Some lines in the listing hold the word "arrow". Return each of them.

> Records for the task
____

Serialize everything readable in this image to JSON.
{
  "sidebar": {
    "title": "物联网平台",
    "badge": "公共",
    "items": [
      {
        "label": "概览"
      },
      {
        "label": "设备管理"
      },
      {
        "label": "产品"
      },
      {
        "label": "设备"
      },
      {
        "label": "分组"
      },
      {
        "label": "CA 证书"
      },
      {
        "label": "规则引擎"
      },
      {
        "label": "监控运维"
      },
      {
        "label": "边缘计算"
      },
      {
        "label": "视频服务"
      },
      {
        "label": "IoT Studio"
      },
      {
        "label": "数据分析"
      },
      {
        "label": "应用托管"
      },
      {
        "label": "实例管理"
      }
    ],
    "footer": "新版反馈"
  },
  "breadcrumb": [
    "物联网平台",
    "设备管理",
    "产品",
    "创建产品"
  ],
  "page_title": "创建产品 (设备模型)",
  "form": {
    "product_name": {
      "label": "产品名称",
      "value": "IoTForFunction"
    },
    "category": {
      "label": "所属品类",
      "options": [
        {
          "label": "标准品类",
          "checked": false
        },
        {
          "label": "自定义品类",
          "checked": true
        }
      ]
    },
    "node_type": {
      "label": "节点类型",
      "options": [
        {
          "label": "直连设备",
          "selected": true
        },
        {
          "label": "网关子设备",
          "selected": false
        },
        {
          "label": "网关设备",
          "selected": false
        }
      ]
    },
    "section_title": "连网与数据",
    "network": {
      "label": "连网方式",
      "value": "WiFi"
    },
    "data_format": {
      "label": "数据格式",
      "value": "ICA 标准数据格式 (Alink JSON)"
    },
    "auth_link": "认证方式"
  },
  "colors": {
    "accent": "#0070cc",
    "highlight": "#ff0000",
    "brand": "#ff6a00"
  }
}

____

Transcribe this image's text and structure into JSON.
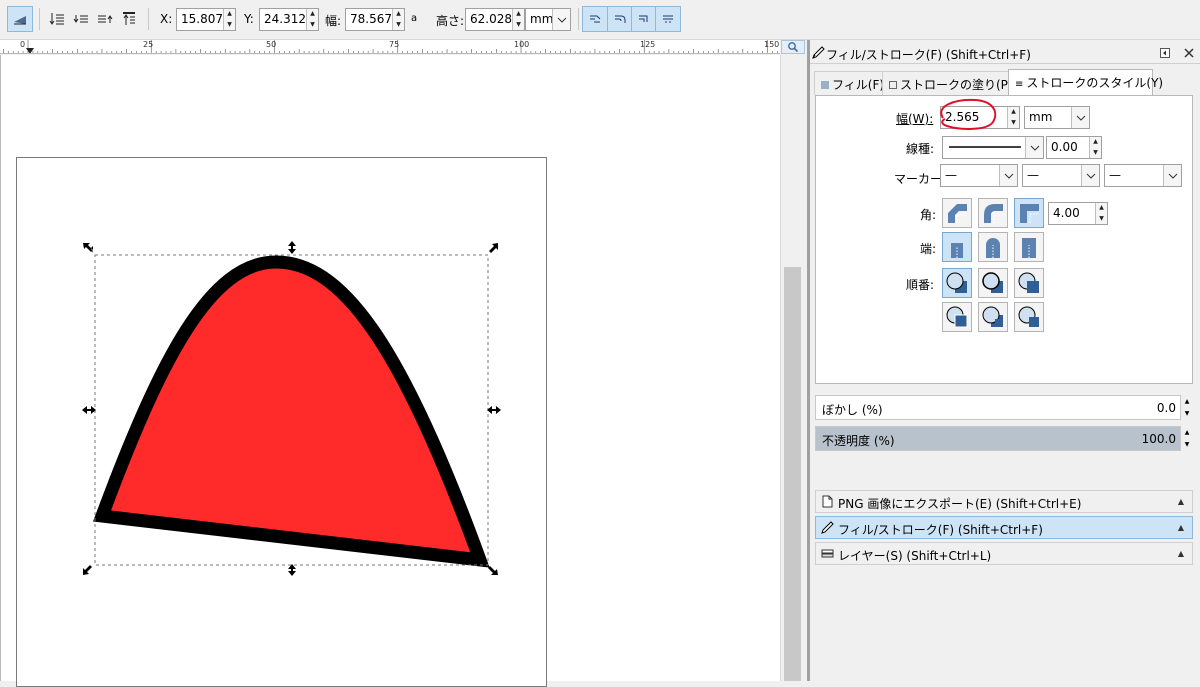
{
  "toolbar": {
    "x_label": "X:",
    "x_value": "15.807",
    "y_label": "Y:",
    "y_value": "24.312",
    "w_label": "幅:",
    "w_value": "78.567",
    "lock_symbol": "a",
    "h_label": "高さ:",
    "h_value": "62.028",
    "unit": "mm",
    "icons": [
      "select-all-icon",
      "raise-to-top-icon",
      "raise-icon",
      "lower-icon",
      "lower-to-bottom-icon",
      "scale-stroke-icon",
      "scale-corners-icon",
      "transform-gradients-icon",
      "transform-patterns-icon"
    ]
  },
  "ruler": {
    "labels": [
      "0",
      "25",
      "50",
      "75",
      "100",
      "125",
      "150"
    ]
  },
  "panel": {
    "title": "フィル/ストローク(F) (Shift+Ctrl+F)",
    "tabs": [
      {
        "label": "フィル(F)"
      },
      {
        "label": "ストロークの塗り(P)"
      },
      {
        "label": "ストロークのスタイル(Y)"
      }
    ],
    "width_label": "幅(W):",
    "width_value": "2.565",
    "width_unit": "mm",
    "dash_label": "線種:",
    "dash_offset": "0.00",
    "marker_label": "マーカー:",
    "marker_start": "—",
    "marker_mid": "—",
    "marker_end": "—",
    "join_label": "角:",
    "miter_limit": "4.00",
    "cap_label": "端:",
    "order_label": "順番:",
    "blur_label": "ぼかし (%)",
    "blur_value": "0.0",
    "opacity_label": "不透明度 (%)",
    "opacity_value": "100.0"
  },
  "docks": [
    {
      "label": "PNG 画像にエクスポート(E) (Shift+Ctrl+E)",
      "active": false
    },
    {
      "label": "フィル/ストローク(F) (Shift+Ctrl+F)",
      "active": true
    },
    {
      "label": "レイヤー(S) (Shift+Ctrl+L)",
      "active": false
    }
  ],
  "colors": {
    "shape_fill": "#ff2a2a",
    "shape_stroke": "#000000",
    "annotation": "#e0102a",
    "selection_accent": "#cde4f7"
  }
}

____

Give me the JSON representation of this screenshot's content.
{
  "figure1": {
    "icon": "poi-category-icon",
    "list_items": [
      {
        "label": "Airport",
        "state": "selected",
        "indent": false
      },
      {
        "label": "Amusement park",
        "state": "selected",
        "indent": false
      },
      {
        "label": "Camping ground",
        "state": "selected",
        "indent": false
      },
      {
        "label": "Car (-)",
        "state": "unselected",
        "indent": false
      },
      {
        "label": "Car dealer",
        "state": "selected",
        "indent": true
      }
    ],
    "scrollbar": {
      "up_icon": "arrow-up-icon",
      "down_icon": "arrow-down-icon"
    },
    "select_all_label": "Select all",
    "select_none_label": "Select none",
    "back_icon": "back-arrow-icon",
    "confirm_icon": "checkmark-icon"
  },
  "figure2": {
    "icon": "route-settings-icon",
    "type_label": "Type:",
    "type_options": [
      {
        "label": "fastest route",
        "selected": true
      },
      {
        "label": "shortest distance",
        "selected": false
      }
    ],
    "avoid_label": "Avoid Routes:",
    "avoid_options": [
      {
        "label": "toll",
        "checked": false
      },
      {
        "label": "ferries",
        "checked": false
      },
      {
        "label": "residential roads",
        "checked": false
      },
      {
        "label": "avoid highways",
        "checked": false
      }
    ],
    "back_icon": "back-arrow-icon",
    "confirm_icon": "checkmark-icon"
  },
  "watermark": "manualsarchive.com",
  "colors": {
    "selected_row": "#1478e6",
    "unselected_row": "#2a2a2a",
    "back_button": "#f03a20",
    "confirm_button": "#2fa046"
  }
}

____

> Output for this task
      "up_icon": "arrow-up-icon",
      "down_icon": "arrow-down-icon"
    "back_icon": "back-arrow-icon",
    "back_icon": "back-arrow-icon",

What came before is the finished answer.